- _What is needed_:
What you return should match the records below exactly.

Start of Data shown

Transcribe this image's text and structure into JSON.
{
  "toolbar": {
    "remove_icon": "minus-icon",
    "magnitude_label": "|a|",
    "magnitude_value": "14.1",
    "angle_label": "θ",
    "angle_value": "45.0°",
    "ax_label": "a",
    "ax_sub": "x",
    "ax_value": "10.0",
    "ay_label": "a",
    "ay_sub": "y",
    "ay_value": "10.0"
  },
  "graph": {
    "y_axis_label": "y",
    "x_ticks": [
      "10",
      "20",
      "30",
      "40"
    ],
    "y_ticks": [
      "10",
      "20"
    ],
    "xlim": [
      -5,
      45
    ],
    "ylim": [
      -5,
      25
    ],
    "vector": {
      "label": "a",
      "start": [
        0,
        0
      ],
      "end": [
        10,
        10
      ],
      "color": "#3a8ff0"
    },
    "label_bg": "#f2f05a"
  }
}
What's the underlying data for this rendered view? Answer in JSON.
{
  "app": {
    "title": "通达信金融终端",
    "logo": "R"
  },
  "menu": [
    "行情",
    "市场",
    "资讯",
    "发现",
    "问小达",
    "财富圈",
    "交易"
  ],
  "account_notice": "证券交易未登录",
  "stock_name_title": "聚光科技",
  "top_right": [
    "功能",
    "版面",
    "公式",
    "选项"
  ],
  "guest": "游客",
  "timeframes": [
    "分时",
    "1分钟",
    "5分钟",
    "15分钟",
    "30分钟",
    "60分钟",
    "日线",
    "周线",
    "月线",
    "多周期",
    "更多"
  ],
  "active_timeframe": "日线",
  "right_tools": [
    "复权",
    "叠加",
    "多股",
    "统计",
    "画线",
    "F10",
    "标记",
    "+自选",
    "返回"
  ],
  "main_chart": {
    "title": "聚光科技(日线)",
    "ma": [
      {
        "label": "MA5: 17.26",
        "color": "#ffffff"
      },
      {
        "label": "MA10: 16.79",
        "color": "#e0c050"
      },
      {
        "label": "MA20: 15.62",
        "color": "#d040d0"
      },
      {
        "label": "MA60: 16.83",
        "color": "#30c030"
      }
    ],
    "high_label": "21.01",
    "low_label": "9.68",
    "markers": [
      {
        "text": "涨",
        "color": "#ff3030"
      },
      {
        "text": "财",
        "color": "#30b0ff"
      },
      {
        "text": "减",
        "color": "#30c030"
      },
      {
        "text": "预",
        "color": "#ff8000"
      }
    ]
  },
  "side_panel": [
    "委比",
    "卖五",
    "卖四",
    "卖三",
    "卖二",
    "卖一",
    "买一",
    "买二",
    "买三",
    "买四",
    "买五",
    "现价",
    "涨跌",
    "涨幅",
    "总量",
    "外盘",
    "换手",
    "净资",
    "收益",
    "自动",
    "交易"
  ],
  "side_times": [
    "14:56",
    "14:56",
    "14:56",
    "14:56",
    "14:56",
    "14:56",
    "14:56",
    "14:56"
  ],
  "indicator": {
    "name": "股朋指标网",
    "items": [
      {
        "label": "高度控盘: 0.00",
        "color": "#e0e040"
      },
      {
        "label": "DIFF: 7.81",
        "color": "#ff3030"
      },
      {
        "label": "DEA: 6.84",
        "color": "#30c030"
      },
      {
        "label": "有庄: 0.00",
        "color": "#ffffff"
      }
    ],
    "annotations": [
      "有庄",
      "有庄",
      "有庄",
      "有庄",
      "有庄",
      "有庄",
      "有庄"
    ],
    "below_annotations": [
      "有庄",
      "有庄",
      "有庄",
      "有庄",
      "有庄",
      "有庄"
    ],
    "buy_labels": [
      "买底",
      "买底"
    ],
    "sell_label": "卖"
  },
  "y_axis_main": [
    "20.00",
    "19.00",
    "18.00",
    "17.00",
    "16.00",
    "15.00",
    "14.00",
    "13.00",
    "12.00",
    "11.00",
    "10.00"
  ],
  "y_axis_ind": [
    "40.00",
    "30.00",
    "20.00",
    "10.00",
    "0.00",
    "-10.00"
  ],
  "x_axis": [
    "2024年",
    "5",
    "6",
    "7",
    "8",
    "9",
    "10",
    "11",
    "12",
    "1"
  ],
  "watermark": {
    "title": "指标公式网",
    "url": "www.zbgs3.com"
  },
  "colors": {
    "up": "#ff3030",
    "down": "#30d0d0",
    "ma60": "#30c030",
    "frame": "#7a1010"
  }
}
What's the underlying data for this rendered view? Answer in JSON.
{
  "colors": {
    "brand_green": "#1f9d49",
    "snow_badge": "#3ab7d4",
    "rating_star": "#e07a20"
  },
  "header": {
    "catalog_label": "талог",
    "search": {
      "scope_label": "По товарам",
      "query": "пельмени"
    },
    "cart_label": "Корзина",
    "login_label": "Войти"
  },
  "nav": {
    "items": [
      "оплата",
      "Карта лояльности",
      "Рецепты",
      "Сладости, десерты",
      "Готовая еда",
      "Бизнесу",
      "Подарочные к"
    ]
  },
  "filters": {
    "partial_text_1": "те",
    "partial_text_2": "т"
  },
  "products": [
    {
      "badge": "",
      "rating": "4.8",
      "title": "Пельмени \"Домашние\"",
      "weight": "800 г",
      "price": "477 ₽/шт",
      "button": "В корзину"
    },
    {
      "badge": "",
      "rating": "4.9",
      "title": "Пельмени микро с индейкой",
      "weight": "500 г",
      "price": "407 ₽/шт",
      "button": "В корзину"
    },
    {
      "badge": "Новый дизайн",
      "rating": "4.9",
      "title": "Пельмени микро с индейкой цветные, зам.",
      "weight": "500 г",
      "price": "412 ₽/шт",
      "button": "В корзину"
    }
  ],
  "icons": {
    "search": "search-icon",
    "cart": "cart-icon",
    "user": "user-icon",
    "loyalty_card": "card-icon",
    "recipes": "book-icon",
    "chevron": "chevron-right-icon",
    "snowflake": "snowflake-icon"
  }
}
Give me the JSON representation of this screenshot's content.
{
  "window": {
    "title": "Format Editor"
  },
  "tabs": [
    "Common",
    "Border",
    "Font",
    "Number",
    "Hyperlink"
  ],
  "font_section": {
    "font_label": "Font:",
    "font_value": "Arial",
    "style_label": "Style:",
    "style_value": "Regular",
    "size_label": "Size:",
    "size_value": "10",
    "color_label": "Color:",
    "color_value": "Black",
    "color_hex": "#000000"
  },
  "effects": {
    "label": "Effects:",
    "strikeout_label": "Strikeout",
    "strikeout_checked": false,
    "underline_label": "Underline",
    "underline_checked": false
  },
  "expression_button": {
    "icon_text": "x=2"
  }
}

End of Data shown

- _Answer to the exercise_:
Transcribe this image's text and structure into JSON.
{
  "toolbar": {
    "remove_icon": "minus-icon",
    "magnitude_label": "|a|",
    "magnitude_value": "14.1",
    "angle_label": "θ",
    "angle_value": "45.0°",
    "ax_label": "a",
    "ax_sub": "x",
    "ax_value": "10.0",
    "ay_label": "a",
    "ay_sub": "y",
    "ay_value": "10.0"
  },
  "graph": {
    "y_axis_label": "y",
    "x_ticks": [
      "10",
      "20",
      "30",
      "40"
    ],
    "y_ticks": [
      "10",
      "20"
    ],
    "xlim": [
      -5,
      45
    ],
    "ylim": [
      -5,
      25
    ],
    "vector": {
      "label": "a",
      "start": [
        0,
        0
      ],
      "end": [
        10,
        10
      ],
      "color": "#3a8ff0"
    },
    "label_bg": "#f2f05a"
  }
}
What's the underlying data for this rendered view? Answer in JSON.
{
  "app": {
    "title": "通达信金融终端",
    "logo": "R"
  },
  "menu": [
    "行情",
    "市场",
    "资讯",
    "发现",
    "问小达",
    "财富圈",
    "交易"
  ],
  "account_notice": "证券交易未登录",
  "stock_name_title": "聚光科技",
  "top_right": [
    "功能",
    "版面",
    "公式",
    "选项"
  ],
  "guest": "游客",
  "timeframes": [
    "分时",
    "1分钟",
    "5分钟",
    "15分钟",
    "30分钟",
    "60分钟",
    "日线",
    "周线",
    "月线",
    "多周期",
    "更多"
  ],
  "active_timeframe": "日线",
  "right_tools": [
    "复权",
    "叠加",
    "多股",
    "统计",
    "画线",
    "F10",
    "标记",
    "+自选",
    "返回"
  ],
  "main_chart": {
    "title": "聚光科技(日线)",
    "ma": [
      {
        "label": "MA5: 17.26",
        "color": "#ffffff"
      },
      {
        "label": "MA10: 16.79",
        "color": "#e0c050"
      },
      {
        "label": "MA20: 15.62",
        "color": "#d040d0"
      },
      {
        "label": "MA60: 16.83",
        "color": "#30c030"
      }
    ],
    "high_label": "21.01",
    "low_label": "9.68",
    "markers": [
      {
        "text": "涨",
        "color": "#ff3030"
      },
      {
        "text": "财",
        "color": "#30b0ff"
      },
      {
        "text": "减",
        "color": "#30c030"
      },
      {
        "text": "预",
        "color": "#ff8000"
      }
    ]
  },
  "side_panel": [
    "委比",
    "卖五",
    "卖四",
    "卖三",
    "卖二",
    "卖一",
    "买一",
    "买二",
    "买三",
    "买四",
    "买五",
    "现价",
    "涨跌",
    "涨幅",
    "总量",
    "外盘",
    "换手",
    "净资",
    "收益",
    "自动",
    "交易"
  ],
  "side_times": [
    "14:56",
    "14:56",
    "14:56",
    "14:56",
    "14:56",
    "14:56",
    "14:56",
    "14:56"
  ],
  "indicator": {
    "name": "股朋指标网",
    "items": [
      {
        "label": "高度控盘: 0.00",
        "color": "#e0e040"
      },
      {
        "label": "DIFF: 7.81",
        "color": "#ff3030"
      },
      {
        "label": "DEA: 6.84",
        "color": "#30c030"
      },
      {
        "label": "有庄: 0.00",
        "color": "#ffffff"
      }
    ],
    "annotations": [
      "有庄",
      "有庄",
      "有庄",
      "有庄",
      "有庄",
      "有庄",
      "有庄"
    ],
    "below_annotations": [
      "有庄",
      "有庄",
      "有庄",
      "有庄",
      "有庄",
      "有庄"
    ],
    "buy_labels": [
      "买底",
      "买底"
    ],
    "sell_label": "卖"
  },
  "y_axis_main": [
    "20.00",
    "19.00",
    "18.00",
    "17.00",
    "16.00",
    "15.00",
    "14.00",
    "13.00",
    "12.00",
    "11.00",
    "10.00"
  ],
  "y_axis_ind": [
    "40.00",
    "30.00",
    "20.00",
    "10.00",
    "0.00",
    "-10.00"
  ],
  "x_axis": [
    "2024年",
    "5",
    "6",
    "7",
    "8",
    "9",
    "10",
    "11",
    "12",
    "1"
  ],
  "watermark": {
    "title": "指标公式网",
    "url": "www.zbgs3.com"
  },
  "colors": {
    "up": "#ff3030",
    "down": "#30d0d0",
    "ma60": "#30c030",
    "frame": "#7a1010"
  }
}
What's the underlying data for this rendered view? Answer in JSON.
{
  "colors": {
    "brand_green": "#1f9d49",
    "snow_badge": "#3ab7d4",
    "rating_star": "#e07a20"
  },
  "header": {
    "catalog_label": "талог",
    "search": {
      "scope_label": "По товарам",
      "query": "пельмени"
    },
    "cart_label": "Корзина",
    "login_label": "Войти"
  },
  "nav": {
    "items": [
      "оплата",
      "Карта лояльности",
      "Рецепты",
      "Сладости, десерты",
      "Готовая еда",
      "Бизнесу",
      "Подарочные к"
    ]
  },
  "filters": {
    "partial_text_1": "те",
    "partial_text_2": "т"
  },
  "products": [
    {
      "badge": "",
      "rating": "4.8",
      "title": "Пельмени \"Домашние\"",
      "weight": "800 г",
      "price": "477 ₽/шт",
      "button": "В корзину"
    },
    {
      "badge": "",
      "rating": "4.9",
      "title": "Пельмени микро с индейкой",
      "weight": "500 г",
      "price": "407 ₽/шт",
      "button": "В корзину"
    },
    {
      "badge": "Новый дизайн",
      "rating": "4.9",
      "title": "Пельмени микро с индейкой цветные, зам.",
      "weight": "500 г",
      "price": "412 ₽/шт",
      "button": "В корзину"
    }
  ],
  "icons": {
    "search": "search-icon",
    "cart": "cart-icon",
    "user": "user-icon",
    "loyalty_card": "card-icon",
    "recipes": "book-icon",
    "chevron": "chevron-right-icon",
    "snowflake": "snowflake-icon"
  }
}
Give me the JSON representation of this screenshot's content.
{
  "window": {
    "title": "Format Editor"
  },
  "tabs": [
    "Common",
    "Border",
    "Font",
    "Number",
    "Hyperlink"
  ],
  "font_section": {
    "font_label": "Font:",
    "font_value": "Arial",
    "style_label": "Style:",
    "style_value": "Regular",
    "size_label": "Size:",
    "size_value": "10",
    "color_label": "Color:",
    "color_value": "Black",
    "color_hex": "#000000"
  },
  "effects": {
    "label": "Effects:",
    "strikeout_label": "Strikeout",
    "strikeout_checked": false,
    "underline_label": "Underline",
    "underline_checked": false
  },
  "expression_button": {
    "icon_text": "x=2"
  }
}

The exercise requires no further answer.